go to the School of Psychology home page Go to the UNE home page
Chapter 7 - Analysing the Data Part IV - Analysis of Variance Chapter 1 - Behavioural Science and research Chapter 2 - Research Design Chapter 3 - Collecting the Data Chapter 4 - Analysing the Data Part I - Descriptive Statistics Chapter 5 - Analysing the Data Part II - Inferential Statistics Chapter 6 - Analysing the Data Part III - Common Statistical Tests Frequency distributions Central tendancy Variability The normal distribution Transformations Standard scores - Z scores Correlation and regression Linear regression Readings and links


Chapter 4: Analysing the Data
Part II : Descriptive Statistics


Histograms and bar charts

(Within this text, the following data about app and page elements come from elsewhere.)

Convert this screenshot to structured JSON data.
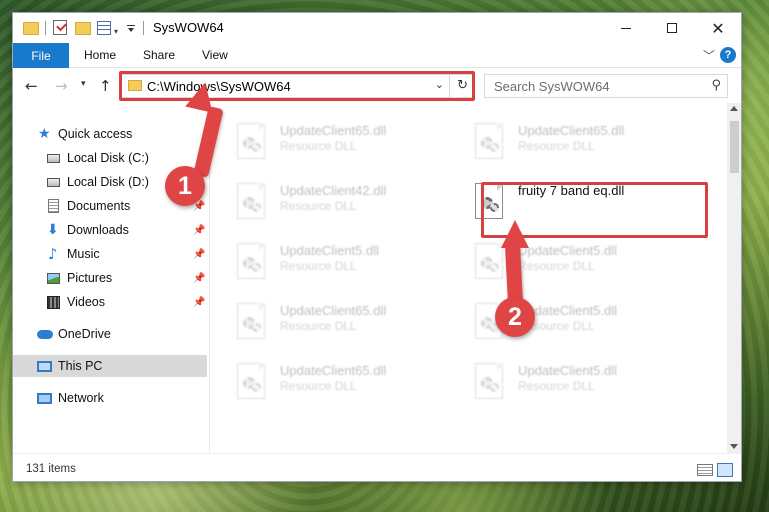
{
  "window": {
    "title": "SysWOW64",
    "min_icon": "minimize-icon",
    "max_icon": "maximize-icon",
    "close_glyph": "✕"
  },
  "ribbon": {
    "tabs": [
      "File",
      "Home",
      "Share",
      "View"
    ],
    "accent_color": "#1979ca",
    "help_glyph": "?"
  },
  "address": {
    "path": "C:\\Windows\\SysWOW64",
    "search_placeholder": "Search SysWOW64"
  },
  "nav": {
    "items": [
      {
        "label": "Quick access",
        "icon": "quick-access-star-icon"
      },
      {
        "label": "Local Disk (C:)",
        "icon": "drive-icon"
      },
      {
        "label": "Local Disk (D:)",
        "icon": "drive-icon"
      },
      {
        "label": "Documents",
        "icon": "documents-icon",
        "pinned": true
      },
      {
        "label": "Downloads",
        "icon": "downloads-icon",
        "pinned": true
      },
      {
        "label": "Music",
        "icon": "music-icon",
        "pinned": true
      },
      {
        "label": "Pictures",
        "icon": "pictures-icon",
        "pinned": true
      },
      {
        "label": "Videos",
        "icon": "videos-icon",
        "pinned": true
      },
      {
        "label": "OneDrive",
        "icon": "onedrive-icon"
      },
      {
        "label": "This PC",
        "icon": "this-pc-icon",
        "selected": true
      },
      {
        "label": "Network",
        "icon": "network-icon"
      }
    ]
  },
  "files": [
    {
      "name": "UpdateClient65.dll",
      "type": "Resource DLL",
      "faded": true
    },
    {
      "name": "UpdateClient65.dll",
      "type": "Resource DLL",
      "faded": true
    },
    {
      "name": "UpdateClient42.dll",
      "type": "Resource DLL",
      "faded": true
    },
    {
      "name": "fruity 7 band eq.dll",
      "type": "",
      "faded": false
    },
    {
      "name": "UpdateClient5.dll",
      "type": "Resource DLL",
      "faded": true
    },
    {
      "name": "UpdateClient5.dll",
      "type": "Resource DLL",
      "faded": true
    },
    {
      "name": "UpdateClient65.dll",
      "type": "Resource DLL",
      "faded": true
    },
    {
      "name": "UpdateClient5.dll",
      "type": "Resource DLL",
      "faded": true
    },
    {
      "name": "UpdateClient65.dll",
      "type": "Resource DLL",
      "faded": true
    },
    {
      "name": "UpdateClient5.dll",
      "type": "Resource DLL",
      "faded": true
    }
  ],
  "status": {
    "item_count": "131 items"
  },
  "annotations": {
    "step1": "1",
    "step2": "2",
    "highlight_color": "#d84040"
  }
}
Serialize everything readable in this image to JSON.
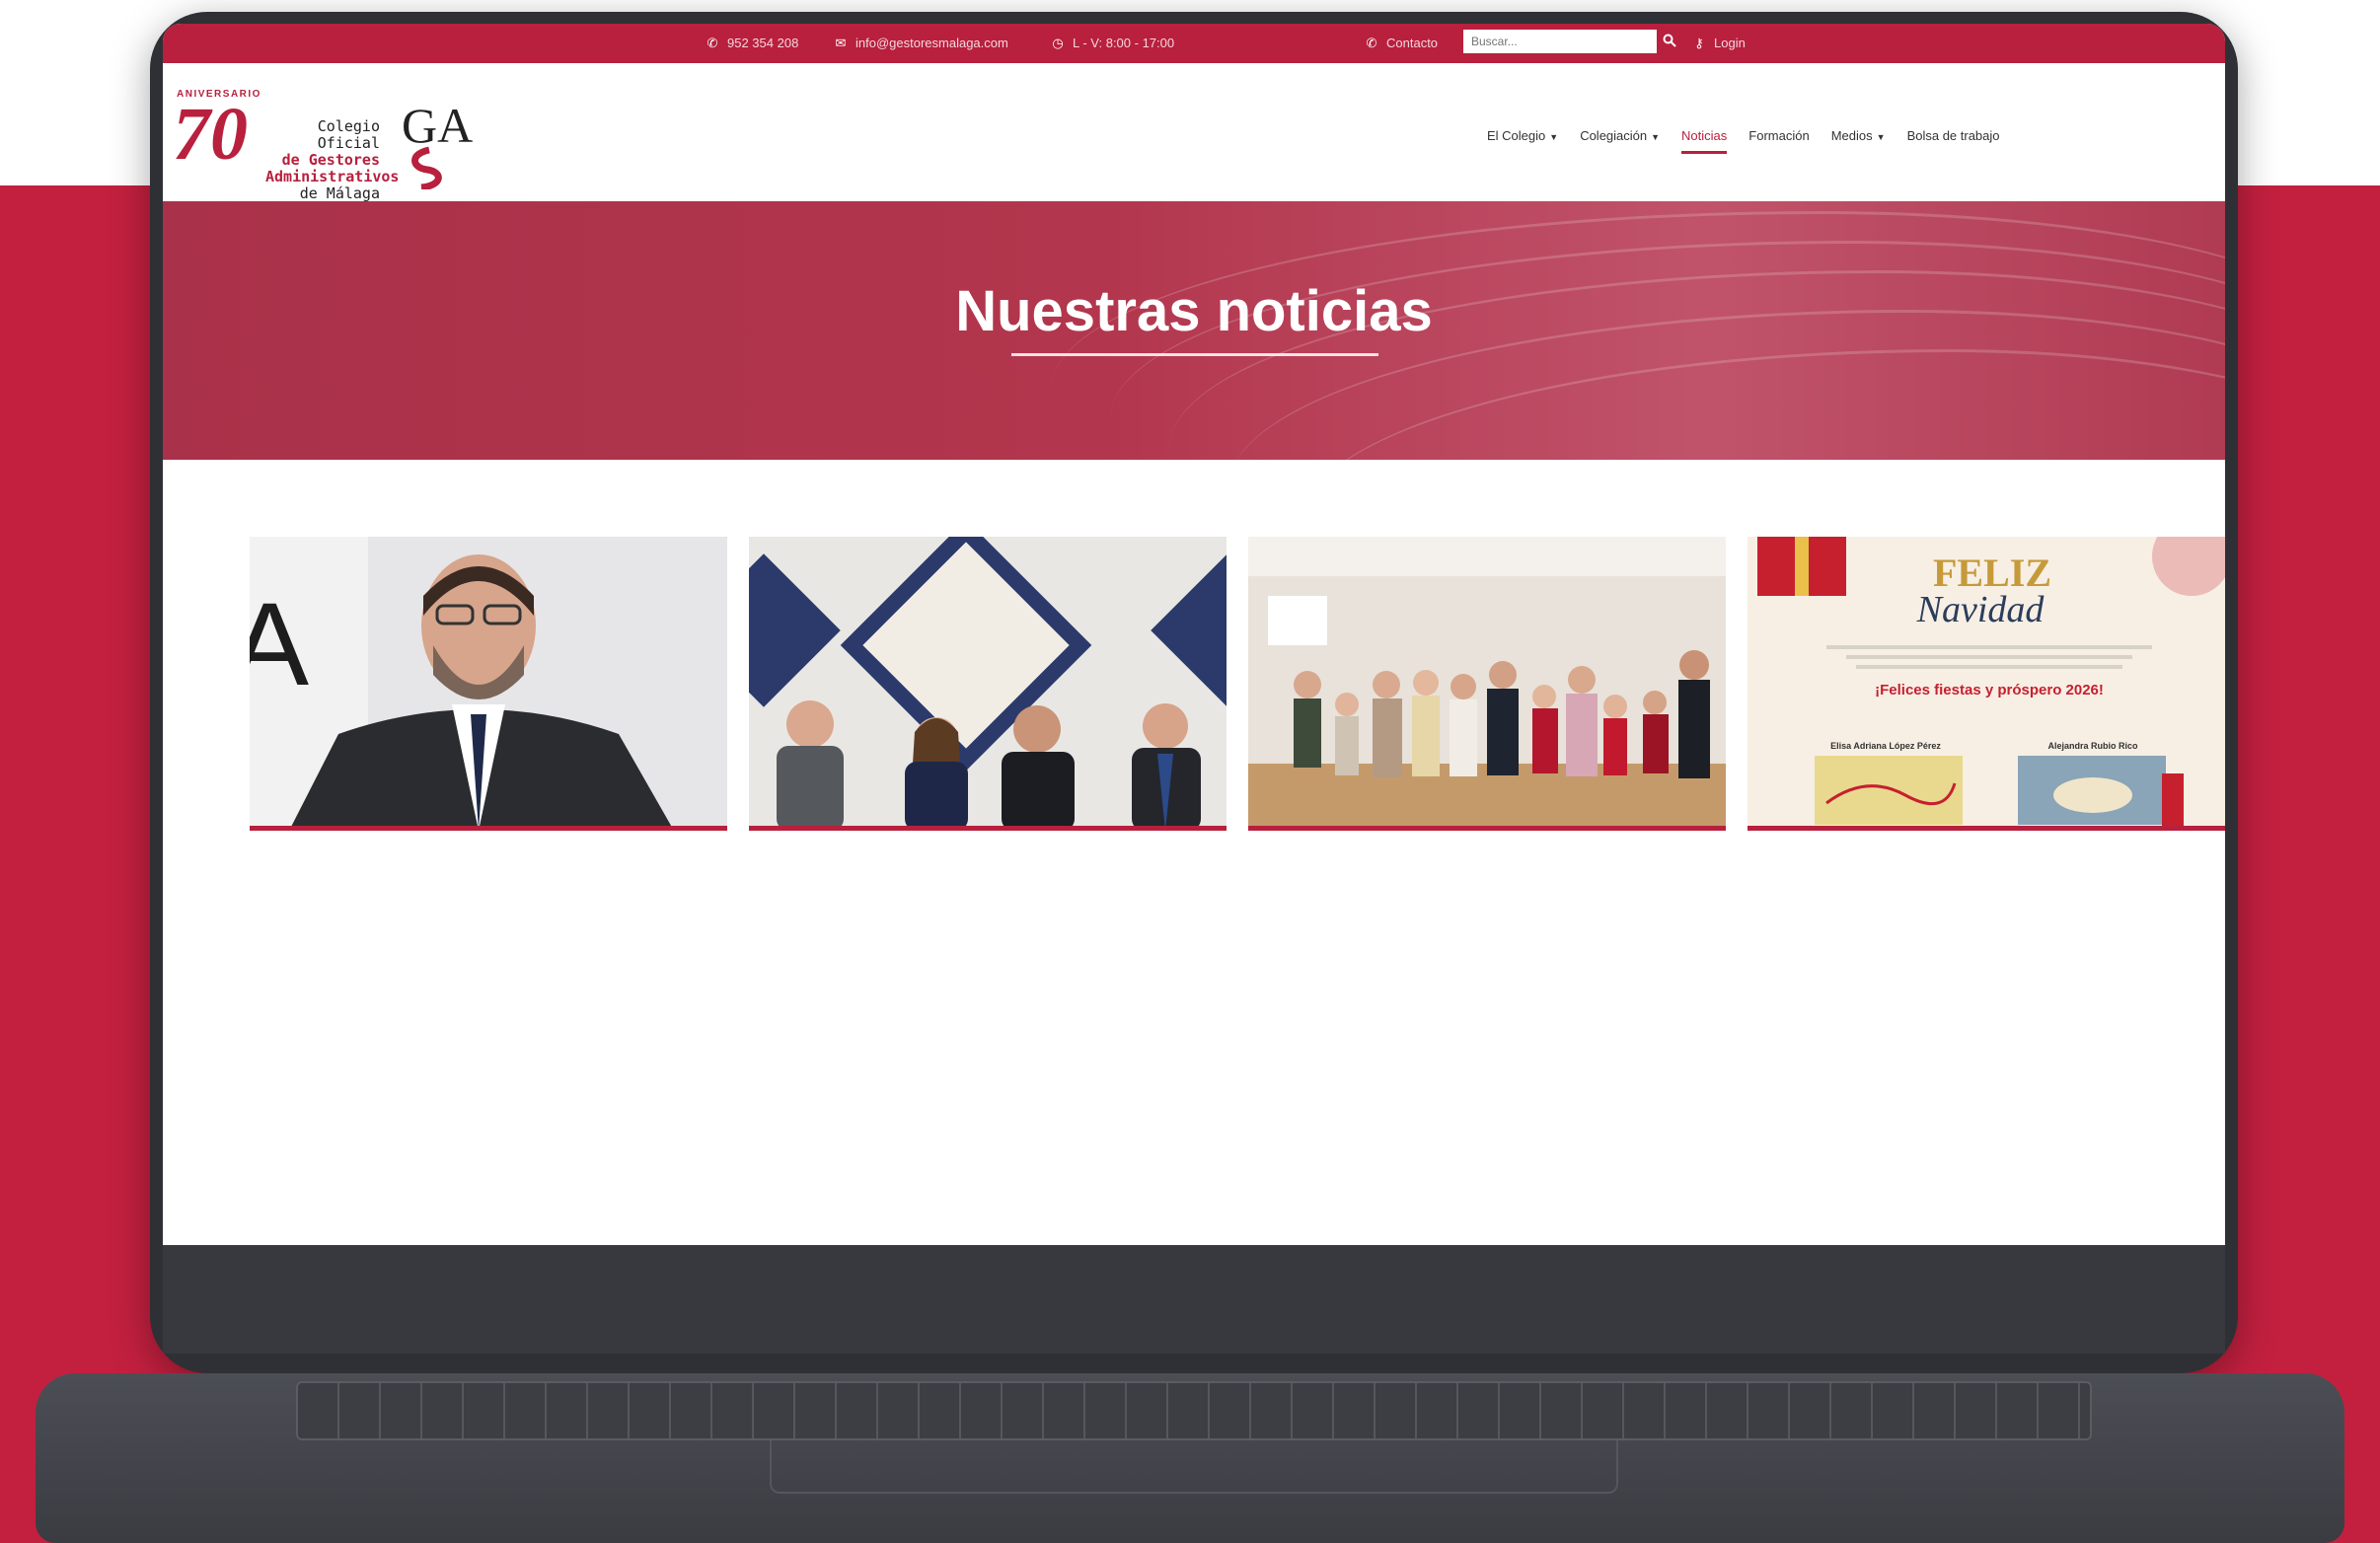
{
  "topbar": {
    "phone": "952 354 208",
    "email": "info@gestoresmalaga.com",
    "hours": "L - V: 8:00 - 17:00",
    "contact": "Contacto",
    "search_placeholder": "Buscar...",
    "login": "Login"
  },
  "logo": {
    "anniversary": "ANIVERSARIO",
    "number": "70",
    "line1": "Colegio Oficial",
    "line2": "de Gestores",
    "line3": "Administrativos",
    "line4": "de Málaga",
    "mark": "GA"
  },
  "nav": {
    "items": [
      {
        "label": "El Colegio",
        "dropdown": true
      },
      {
        "label": "Colegiación",
        "dropdown": true
      },
      {
        "label": "Noticias",
        "dropdown": false,
        "active": true
      },
      {
        "label": "Formación",
        "dropdown": false
      },
      {
        "label": "Medios",
        "dropdown": true
      },
      {
        "label": "Bolsa de trabajo",
        "dropdown": false
      }
    ]
  },
  "hero": {
    "title": "Nuestras noticias"
  },
  "news_cards": {
    "card4": {
      "heading_1": "FELIZ",
      "heading_2": "Navidad",
      "greeting": "¡Felices fiestas y próspero 2026!",
      "author_1": "Elisa Adriana López Pérez",
      "author_2": "Alejandra Rubio Rico"
    }
  },
  "colors": {
    "brand_red": "#b8203e",
    "page_red": "#c3203f",
    "laptop_body": "#2f3035"
  },
  "icons": [
    "phone-icon",
    "mail-icon",
    "clock-icon",
    "search-icon",
    "key-icon"
  ]
}
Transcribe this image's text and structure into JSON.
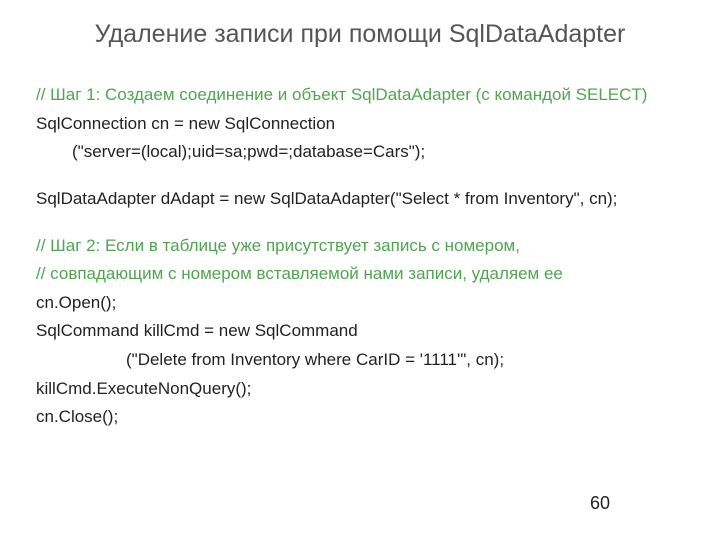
{
  "title": "Удаление записи при помощи SqlDataAdapter",
  "lines": {
    "c1": "// Шаг 1: Создаем соединение и объект SqlDataAdapter  (с командой SELECT)",
    "l1": "SqlConnection cn = new SqlConnection",
    "l2": "(\"server=(local);uid=sa;pwd=;database=Cars\");",
    "l3": "SqlDataAdapter dAdapt = new SqlDataAdapter(\"Select * from Inventory\", cn);",
    "c2": "// Шаг 2: Если в таблице уже присутствует запись с номером,",
    "c3": "// совпадающим  с номером вставляемой нами записи, удаляем ее",
    "l4": "cn.Open();",
    "l5": "SqlCommand killCmd = new SqlCommand",
    "l6": "(\"Delete from Inventory where CarID = '1111'\", cn);",
    "l7": "killCmd.ExecuteNonQuery();",
    "l8": "cn.Close();"
  },
  "page_number": "60"
}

A histogram is a graphical way of presenting a frequency distribution. It is constructed by first selecting a number of "intervals" to be used. The choice is between reducing the information sufficiently while still providing enough variability to picture the shape of the distribution. Most computer programs that construct histograms will allow you to select the number of intervals, as well as their width. If you donŐt tell the computer how many intervals to use, it will make the decision based on the data it has. In Figure 4.2 you will find a histogram produced by SPSS of the sexual behaviour data in Figure 4.1.

Figure 4.2 A histogram produced by SPSS for the "number of sex partners in the past year" variable.

First of all, notice that in this histogram, there are 7 intervals. The numbers on the X axis (also called the "abscissa") correspond to the midpoints of the interval. Halfway between adjacent intervals are the real limits of the interval, which determine where a particular data point gets "counted" in the histogram. For example, notice the third bar in this histogram. The midpoint is 5. The lower real limit is half way between 2.5 and 5, or 3.75. The upper real limit is between 5 and 7.5, or 6.25. So by convention, any score in the data set equal to or greater than 3.75 and LESS THAN 6.25 gets assigned to the "5" bar. The "Y" axis (also called the "ordinate") displays the frequency or number of times a particular piece of data in the data set falls into that interval. So, for example, you can see that 16 respondents in the data set reported having between 3.75 and 6.25 sexual partners last year (i.e., 4, 5, or 6). Now, this might seem somewhat silly given that number of sexual partners must be an integer (i.e., a discrete variable). For this reason, histograms are best used with data where nonintegers are actually possible. Regardless, this histogram does summarise the information in Figure 4.1 quite well. From the frequency distribution (Output 4.1) we know that most people reported having either no sexual partners or one sexual partner last year. The histogram does reflect this (the numbers 0 and 1 occurred 111 times). We also know from the frequency distribution that increasingly fewer people reported having many sexual partners. The histogram also reflects this.

Sometimes histograms are constructed with relative frequencies or percentages or proportions on the Y-axis. Because of the close relationship between counts or raw frequencies and relative frequencies and percentages, the interpretation of the frequency distribution remains the same.

Bar Charts. A graph very similar to a histogram is the bar chart. Bar charts are often used for qualitative or categorical data, although they can be used quite effectively with quantitative data if the number of unique scores in the data set is not large. A bar chart plots the number of times a particular value or category occurs in a data set, with the height of the bar representing the number of observations with that score or in that category. The Y-axis could represent any measurement unit: relative frequency, raw count, percent, or whatever else is appropriate for the situation. For example, the bar chart in Figure 4.3 plots the number of people, in millions, belonging in one of the four major ethnic categories in the United States in 1990.

Figure 4.3 Ethnic category is a qualitative or categorical variable. You can see that most of the U.S. population is "White."

Bar charts can be used quite effectively with quantitative data as well but some problems occur. Figure 4.4 shows a bar chart of the sex partners data.

Figure 4.4 A bar chart of the "number of sex partners last year" variable.

Most computer programs that generate bar charts will treat each quantitative score as a category. What this means is that the bar chart may not space out the scores appropriately on the X axis of the chart. As you can see in Figure 4.4, SPSS ignores the fact that there are no 9s and no observations with values between 11 and 13. As a result, it places "8" and "10" right next to each other, and then places "14" next to "10." It simply treats these scores with no observations as impossible. As a result, looking at a bar chart can give a misrepresentation as to the shape of the distribution. Second, if there are many unique scores in the data set, each of which occurs infrequently, a bar chart may provide no additional information than could be obtained from just looking at the data set. For example, imagine a bar chart of the following data: 4.3, 6.5, 1.2, 6.9, 4.1, 0.4, 6.1, 3.6, 1.6, 2.3. There is only one of every score. So a bar chart would provide little information because it would just display 10 bars equal in height (i.e., with a height of 1).




© Copyright 2000 University of New England, Armidale, NSW, 2351. All rights reserved

UNE homepage Maintained by Dr Ian Price
Email: iprice@turing.une.edu.au